- Westpac (WBC) has raked in $770 million in a share purchase plan despite its recent scandals
- The giant bank initially planned to raise $500 million, but the plan was over-subscribed
- This is despite CEO resignations, board shuffles, and the banks’ potential role in child exploitation
- However, $68 million worth of subscriptions were withdrawn after the scandal
- Today, Wespac’s shares are up half a per cent and trading for $24.33 per share
Westpac (WBC) is stuffing its wallet with a $770 million share purchase plan despite its money laundering accusations and legal battles.

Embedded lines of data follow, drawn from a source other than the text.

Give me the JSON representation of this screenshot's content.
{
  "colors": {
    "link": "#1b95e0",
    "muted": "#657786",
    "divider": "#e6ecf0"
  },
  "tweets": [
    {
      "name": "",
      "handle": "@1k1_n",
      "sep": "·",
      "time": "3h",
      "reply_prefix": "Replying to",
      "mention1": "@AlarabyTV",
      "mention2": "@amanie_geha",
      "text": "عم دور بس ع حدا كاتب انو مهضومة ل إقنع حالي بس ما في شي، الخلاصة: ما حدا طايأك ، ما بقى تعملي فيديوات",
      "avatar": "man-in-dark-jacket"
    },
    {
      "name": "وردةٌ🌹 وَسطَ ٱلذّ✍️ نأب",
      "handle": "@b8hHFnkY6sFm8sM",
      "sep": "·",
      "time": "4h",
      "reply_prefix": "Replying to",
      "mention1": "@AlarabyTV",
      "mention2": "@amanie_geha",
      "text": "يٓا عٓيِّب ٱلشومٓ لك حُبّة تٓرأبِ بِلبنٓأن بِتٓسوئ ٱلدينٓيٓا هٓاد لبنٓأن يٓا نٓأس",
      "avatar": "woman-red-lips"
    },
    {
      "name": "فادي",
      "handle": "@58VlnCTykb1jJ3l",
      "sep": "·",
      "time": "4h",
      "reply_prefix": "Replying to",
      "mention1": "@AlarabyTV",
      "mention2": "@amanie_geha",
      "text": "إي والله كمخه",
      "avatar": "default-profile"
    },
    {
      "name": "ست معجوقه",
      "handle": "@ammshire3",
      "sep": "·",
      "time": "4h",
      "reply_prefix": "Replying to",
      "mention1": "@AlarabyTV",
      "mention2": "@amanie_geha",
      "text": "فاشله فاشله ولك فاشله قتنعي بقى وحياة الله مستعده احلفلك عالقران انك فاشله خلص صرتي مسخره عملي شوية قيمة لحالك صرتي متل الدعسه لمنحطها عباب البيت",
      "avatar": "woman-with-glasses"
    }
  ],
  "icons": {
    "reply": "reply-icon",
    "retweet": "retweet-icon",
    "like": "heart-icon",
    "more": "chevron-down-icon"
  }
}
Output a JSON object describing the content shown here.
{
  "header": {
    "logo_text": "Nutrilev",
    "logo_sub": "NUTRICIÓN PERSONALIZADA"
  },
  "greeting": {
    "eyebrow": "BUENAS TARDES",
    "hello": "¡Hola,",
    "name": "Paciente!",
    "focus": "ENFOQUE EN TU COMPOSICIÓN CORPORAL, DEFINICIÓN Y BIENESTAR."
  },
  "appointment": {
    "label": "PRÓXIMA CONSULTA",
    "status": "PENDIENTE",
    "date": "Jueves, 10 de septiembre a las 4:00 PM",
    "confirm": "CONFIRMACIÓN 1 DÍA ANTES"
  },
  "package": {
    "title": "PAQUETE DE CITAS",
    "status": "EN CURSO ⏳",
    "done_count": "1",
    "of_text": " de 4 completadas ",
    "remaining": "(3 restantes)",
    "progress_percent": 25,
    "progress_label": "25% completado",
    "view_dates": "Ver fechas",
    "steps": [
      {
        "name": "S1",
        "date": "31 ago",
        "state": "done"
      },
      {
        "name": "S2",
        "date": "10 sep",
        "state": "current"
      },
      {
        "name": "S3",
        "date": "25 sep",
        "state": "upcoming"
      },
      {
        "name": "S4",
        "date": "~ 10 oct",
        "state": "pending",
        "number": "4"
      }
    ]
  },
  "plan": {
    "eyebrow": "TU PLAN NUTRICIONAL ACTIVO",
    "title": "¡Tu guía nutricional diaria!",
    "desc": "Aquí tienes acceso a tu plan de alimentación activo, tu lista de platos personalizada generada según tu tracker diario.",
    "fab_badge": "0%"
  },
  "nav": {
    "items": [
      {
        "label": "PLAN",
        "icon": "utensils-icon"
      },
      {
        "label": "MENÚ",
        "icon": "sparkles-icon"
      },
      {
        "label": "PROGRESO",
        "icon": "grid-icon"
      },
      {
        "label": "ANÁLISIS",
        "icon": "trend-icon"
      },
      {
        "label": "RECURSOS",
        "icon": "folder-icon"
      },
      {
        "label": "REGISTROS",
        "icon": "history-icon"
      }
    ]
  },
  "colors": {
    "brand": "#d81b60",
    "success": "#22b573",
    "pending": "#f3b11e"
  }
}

The company overshot its goal of raising $500 million through the share purchase plan. It seems the allure of a lowered share price outweighed investors’ concerns from CEO resignations, board shuffles, and the giant bank’s potential role in child exploitation.
The share purchase plan was launched in tandem with a $2 billion share placement aimed at bolstering Westpac’s balance sheet.
The placement was completed in just one day, but the share purchase plan was interrupted by the 23 million anti-money laundering and counter-terrorism financing law breaches AUSTRAC threw at the bank.
However, by the conditions of the original purchase plan, the hit to Westpac’s share price from the legal woes now meant investors could subscribe for new shares at a discounted rate.
The result was almost 32 million new shares subscribed for at $24.20 per share — a 4.4 per cent discount to the originally-offered price of $25.32 per new share.
Still, some investors thought it best to change their mind in light of the bank’s scandals and impending penalties. Of those who bought into the plan before the scandals were brought to light, roughly 3400 changed their mind and $68 million in subscriptions were withdrawn.
The $68 million loss — while a heavy figure by most standards — will likely not be heavily mourned by the bank as it cashes in more than it initially planned.
Perhaps investors were encouraged by Commonwealth Bank adding $11 to its share price in just one year after copping a $700 million fine from AUSTRAC for similar law breaches in 2018.
While Westpac’s penalties will likely be heavier, taking up some new shares at a premium price could pay off in the long run if Westpac follows Commonwealth’s footsteps.
Today, Wespac’s shares are up 0.5 per cent and trading for $24.33 per share.